• _Study material_:
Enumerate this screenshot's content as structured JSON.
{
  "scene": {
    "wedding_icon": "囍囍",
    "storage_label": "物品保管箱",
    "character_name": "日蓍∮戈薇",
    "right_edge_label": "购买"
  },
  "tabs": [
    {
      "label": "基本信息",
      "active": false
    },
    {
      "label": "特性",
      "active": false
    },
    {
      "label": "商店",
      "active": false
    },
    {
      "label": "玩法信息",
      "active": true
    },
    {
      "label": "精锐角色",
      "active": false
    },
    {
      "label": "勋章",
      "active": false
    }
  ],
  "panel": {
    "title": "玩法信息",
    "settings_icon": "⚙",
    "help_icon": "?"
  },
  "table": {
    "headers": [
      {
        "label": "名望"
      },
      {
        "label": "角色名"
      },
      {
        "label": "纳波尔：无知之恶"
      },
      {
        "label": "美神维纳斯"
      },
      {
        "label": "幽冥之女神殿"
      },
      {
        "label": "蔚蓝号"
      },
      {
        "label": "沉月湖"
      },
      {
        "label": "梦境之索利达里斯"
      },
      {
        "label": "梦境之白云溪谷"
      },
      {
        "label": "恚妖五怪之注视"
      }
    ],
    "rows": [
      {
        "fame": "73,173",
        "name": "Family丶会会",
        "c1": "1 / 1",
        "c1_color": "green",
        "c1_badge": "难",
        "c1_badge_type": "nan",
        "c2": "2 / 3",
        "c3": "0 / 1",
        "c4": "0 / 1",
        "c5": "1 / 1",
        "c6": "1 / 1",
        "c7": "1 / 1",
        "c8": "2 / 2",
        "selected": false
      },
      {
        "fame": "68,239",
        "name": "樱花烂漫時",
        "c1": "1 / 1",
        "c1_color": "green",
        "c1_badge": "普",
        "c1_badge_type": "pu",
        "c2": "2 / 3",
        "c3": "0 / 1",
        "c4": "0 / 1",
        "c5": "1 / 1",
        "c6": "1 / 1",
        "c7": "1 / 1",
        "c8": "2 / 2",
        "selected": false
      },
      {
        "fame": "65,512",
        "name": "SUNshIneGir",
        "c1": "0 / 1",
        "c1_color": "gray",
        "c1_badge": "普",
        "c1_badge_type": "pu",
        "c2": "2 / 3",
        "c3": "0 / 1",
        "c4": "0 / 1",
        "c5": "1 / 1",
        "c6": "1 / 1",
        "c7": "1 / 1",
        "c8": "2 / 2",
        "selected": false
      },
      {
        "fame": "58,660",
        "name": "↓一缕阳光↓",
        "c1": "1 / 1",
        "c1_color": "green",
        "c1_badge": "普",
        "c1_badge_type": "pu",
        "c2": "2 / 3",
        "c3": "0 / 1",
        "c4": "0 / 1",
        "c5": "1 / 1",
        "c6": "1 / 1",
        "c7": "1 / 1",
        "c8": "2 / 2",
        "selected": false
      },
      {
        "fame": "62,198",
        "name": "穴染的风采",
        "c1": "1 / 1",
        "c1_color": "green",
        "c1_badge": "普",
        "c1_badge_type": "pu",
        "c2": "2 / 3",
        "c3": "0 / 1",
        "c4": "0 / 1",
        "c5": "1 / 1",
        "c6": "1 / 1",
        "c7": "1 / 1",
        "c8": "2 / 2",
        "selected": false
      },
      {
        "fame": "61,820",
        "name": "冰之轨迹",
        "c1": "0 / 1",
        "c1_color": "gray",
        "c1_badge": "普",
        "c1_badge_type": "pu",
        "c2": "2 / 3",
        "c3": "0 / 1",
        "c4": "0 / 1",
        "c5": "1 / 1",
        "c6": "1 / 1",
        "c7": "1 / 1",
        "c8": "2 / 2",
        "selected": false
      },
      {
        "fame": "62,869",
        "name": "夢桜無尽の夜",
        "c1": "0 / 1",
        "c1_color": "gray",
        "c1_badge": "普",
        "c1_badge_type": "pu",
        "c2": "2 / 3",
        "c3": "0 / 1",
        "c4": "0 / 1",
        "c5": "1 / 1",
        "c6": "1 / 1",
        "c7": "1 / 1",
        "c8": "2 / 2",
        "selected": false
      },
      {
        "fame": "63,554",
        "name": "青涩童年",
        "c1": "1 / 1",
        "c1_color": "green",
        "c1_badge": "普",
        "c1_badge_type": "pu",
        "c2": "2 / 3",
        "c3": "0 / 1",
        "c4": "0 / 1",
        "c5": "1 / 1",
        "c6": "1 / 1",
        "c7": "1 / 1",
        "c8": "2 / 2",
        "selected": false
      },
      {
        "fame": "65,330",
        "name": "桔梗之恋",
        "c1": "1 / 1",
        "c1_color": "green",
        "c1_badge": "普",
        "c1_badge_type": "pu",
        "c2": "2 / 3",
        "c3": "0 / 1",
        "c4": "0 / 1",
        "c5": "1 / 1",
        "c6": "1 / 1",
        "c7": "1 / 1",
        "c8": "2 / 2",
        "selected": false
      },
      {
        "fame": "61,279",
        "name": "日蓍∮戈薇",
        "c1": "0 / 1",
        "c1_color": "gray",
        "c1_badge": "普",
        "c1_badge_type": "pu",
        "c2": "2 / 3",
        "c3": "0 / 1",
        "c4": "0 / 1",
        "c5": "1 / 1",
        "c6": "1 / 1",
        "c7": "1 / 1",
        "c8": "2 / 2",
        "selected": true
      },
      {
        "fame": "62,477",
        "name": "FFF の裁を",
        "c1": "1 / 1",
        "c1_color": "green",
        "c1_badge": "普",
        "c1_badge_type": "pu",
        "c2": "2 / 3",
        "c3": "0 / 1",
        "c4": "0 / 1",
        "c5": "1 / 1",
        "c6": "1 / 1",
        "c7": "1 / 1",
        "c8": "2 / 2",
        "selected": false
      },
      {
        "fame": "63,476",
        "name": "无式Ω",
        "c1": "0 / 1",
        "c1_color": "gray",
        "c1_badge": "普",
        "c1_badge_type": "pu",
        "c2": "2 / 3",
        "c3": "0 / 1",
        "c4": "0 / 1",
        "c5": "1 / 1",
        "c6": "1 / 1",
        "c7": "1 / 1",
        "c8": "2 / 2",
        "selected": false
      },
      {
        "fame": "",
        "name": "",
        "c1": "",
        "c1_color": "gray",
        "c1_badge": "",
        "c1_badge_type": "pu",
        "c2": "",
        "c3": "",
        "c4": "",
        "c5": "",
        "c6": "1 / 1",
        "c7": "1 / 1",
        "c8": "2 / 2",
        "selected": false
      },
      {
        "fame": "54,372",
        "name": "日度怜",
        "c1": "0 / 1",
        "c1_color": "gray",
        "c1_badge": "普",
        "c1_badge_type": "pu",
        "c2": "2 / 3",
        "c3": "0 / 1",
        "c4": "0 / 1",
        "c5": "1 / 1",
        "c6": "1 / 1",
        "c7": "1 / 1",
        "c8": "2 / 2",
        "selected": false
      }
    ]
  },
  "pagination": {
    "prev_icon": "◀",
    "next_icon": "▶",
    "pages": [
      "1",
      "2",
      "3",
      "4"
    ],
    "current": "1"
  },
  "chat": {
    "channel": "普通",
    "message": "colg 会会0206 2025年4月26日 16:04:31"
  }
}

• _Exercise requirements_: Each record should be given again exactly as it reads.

• _Result below_:
Enumerate this screenshot's content as structured JSON.
{
  "scene": {
    "wedding_icon": "囍囍",
    "storage_label": "物品保管箱",
    "character_name": "日蓍∮戈薇",
    "right_edge_label": "购买"
  },
  "tabs": [
    {
      "label": "基本信息",
      "active": false
    },
    {
      "label": "特性",
      "active": false
    },
    {
      "label": "商店",
      "active": false
    },
    {
      "label": "玩法信息",
      "active": true
    },
    {
      "label": "精锐角色",
      "active": false
    },
    {
      "label": "勋章",
      "active": false
    }
  ],
  "panel": {
    "title": "玩法信息",
    "settings_icon": "⚙",
    "help_icon": "?"
  },
  "table": {
    "headers": [
      {
        "label": "名望"
      },
      {
        "label": "角色名"
      },
      {
        "label": "纳波尔：无知之恶"
      },
      {
        "label": "美神维纳斯"
      },
      {
        "label": "幽冥之女神殿"
      },
      {
        "label": "蔚蓝号"
      },
      {
        "label": "沉月湖"
      },
      {
        "label": "梦境之索利达里斯"
      },
      {
        "label": "梦境之白云溪谷"
      },
      {
        "label": "恚妖五怪之注视"
      }
    ],
    "rows": [
      {
        "fame": "73,173",
        "name": "Family丶会会",
        "c1": "1 / 1",
        "c1_color": "green",
        "c1_badge": "难",
        "c1_badge_type": "nan",
        "c2": "2 / 3",
        "c3": "0 / 1",
        "c4": "0 / 1",
        "c5": "1 / 1",
        "c6": "1 / 1",
        "c7": "1 / 1",
        "c8": "2 / 2",
        "selected": false
      },
      {
        "fame": "68,239",
        "name": "樱花烂漫時",
        "c1": "1 / 1",
        "c1_color": "green",
        "c1_badge": "普",
        "c1_badge_type": "pu",
        "c2": "2 / 3",
        "c3": "0 / 1",
        "c4": "0 / 1",
        "c5": "1 / 1",
        "c6": "1 / 1",
        "c7": "1 / 1",
        "c8": "2 / 2",
        "selected": false
      },
      {
        "fame": "65,512",
        "name": "SUNshIneGir",
        "c1": "0 / 1",
        "c1_color": "gray",
        "c1_badge": "普",
        "c1_badge_type": "pu",
        "c2": "2 / 3",
        "c3": "0 / 1",
        "c4": "0 / 1",
        "c5": "1 / 1",
        "c6": "1 / 1",
        "c7": "1 / 1",
        "c8": "2 / 2",
        "selected": false
      },
      {
        "fame": "58,660",
        "name": "↓一缕阳光↓",
        "c1": "1 / 1",
        "c1_color": "green",
        "c1_badge": "普",
        "c1_badge_type": "pu",
        "c2": "2 / 3",
        "c3": "0 / 1",
        "c4": "0 / 1",
        "c5": "1 / 1",
        "c6": "1 / 1",
        "c7": "1 / 1",
        "c8": "2 / 2",
        "selected": false
      },
      {
        "fame": "62,198",
        "name": "穴染的风采",
        "c1": "1 / 1",
        "c1_color": "green",
        "c1_badge": "普",
        "c1_badge_type": "pu",
        "c2": "2 / 3",
        "c3": "0 / 1",
        "c4": "0 / 1",
        "c5": "1 / 1",
        "c6": "1 / 1",
        "c7": "1 / 1",
        "c8": "2 / 2",
        "selected": false
      },
      {
        "fame": "61,820",
        "name": "冰之轨迹",
        "c1": "0 / 1",
        "c1_color": "gray",
        "c1_badge": "普",
        "c1_badge_type": "pu",
        "c2": "2 / 3",
        "c3": "0 / 1",
        "c4": "0 / 1",
        "c5": "1 / 1",
        "c6": "1 / 1",
        "c7": "1 / 1",
        "c8": "2 / 2",
        "selected": false
      },
      {
        "fame": "62,869",
        "name": "夢桜無尽の夜",
        "c1": "0 / 1",
        "c1_color": "gray",
        "c1_badge": "普",
        "c1_badge_type": "pu",
        "c2": "2 / 3",
        "c3": "0 / 1",
        "c4": "0 / 1",
        "c5": "1 / 1",
        "c6": "1 / 1",
        "c7": "1 / 1",
        "c8": "2 / 2",
        "selected": false
      },
      {
        "fame": "63,554",
        "name": "青涩童年",
        "c1": "1 / 1",
        "c1_color": "green",
        "c1_badge": "普",
        "c1_badge_type": "pu",
        "c2": "2 / 3",
        "c3": "0 / 1",
        "c4": "0 / 1",
        "c5": "1 / 1",
        "c6": "1 / 1",
        "c7": "1 / 1",
        "c8": "2 / 2",
        "selected": false
      },
      {
        "fame": "65,330",
        "name": "桔梗之恋",
        "c1": "1 / 1",
        "c1_color": "green",
        "c1_badge": "普",
        "c1_badge_type": "pu",
        "c2": "2 / 3",
        "c3": "0 / 1",
        "c4": "0 / 1",
        "c5": "1 / 1",
        "c6": "1 / 1",
        "c7": "1 / 1",
        "c8": "2 / 2",
        "selected": false
      },
      {
        "fame": "61,279",
        "name": "日蓍∮戈薇",
        "c1": "0 / 1",
        "c1_color": "gray",
        "c1_badge": "普",
        "c1_badge_type": "pu",
        "c2": "2 / 3",
        "c3": "0 / 1",
        "c4": "0 / 1",
        "c5": "1 / 1",
        "c6": "1 / 1",
        "c7": "1 / 1",
        "c8": "2 / 2",
        "selected": true
      },
      {
        "fame": "62,477",
        "name": "FFF の裁を",
        "c1": "1 / 1",
        "c1_color": "green",
        "c1_badge": "普",
        "c1_badge_type": "pu",
        "c2": "2 / 3",
        "c3": "0 / 1",
        "c4": "0 / 1",
        "c5": "1 / 1",
        "c6": "1 / 1",
        "c7": "1 / 1",
        "c8": "2 / 2",
        "selected": false
      },
      {
        "fame": "63,476",
        "name": "无式Ω",
        "c1": "0 / 1",
        "c1_color": "gray",
        "c1_badge": "普",
        "c1_badge_type": "pu",
        "c2": "2 / 3",
        "c3": "0 / 1",
        "c4": "0 / 1",
        "c5": "1 / 1",
        "c6": "1 / 1",
        "c7": "1 / 1",
        "c8": "2 / 2",
        "selected": false
      },
      {
        "fame": "",
        "name": "",
        "c1": "",
        "c1_color": "gray",
        "c1_badge": "",
        "c1_badge_type": "pu",
        "c2": "",
        "c3": "",
        "c4": "",
        "c5": "",
        "c6": "1 / 1",
        "c7": "1 / 1",
        "c8": "2 / 2",
        "selected": false
      },
      {
        "fame": "54,372",
        "name": "日度怜",
        "c1": "0 / 1",
        "c1_color": "gray",
        "c1_badge": "普",
        "c1_badge_type": "pu",
        "c2": "2 / 3",
        "c3": "0 / 1",
        "c4": "0 / 1",
        "c5": "1 / 1",
        "c6": "1 / 1",
        "c7": "1 / 1",
        "c8": "2 / 2",
        "selected": false
      }
    ]
  },
  "pagination": {
    "prev_icon": "◀",
    "next_icon": "▶",
    "pages": [
      "1",
      "2",
      "3",
      "4"
    ],
    "current": "1"
  },
  "chat": {
    "channel": "普通",
    "message": "colg 会会0206 2025年4月26日 16:04:31"
  }
}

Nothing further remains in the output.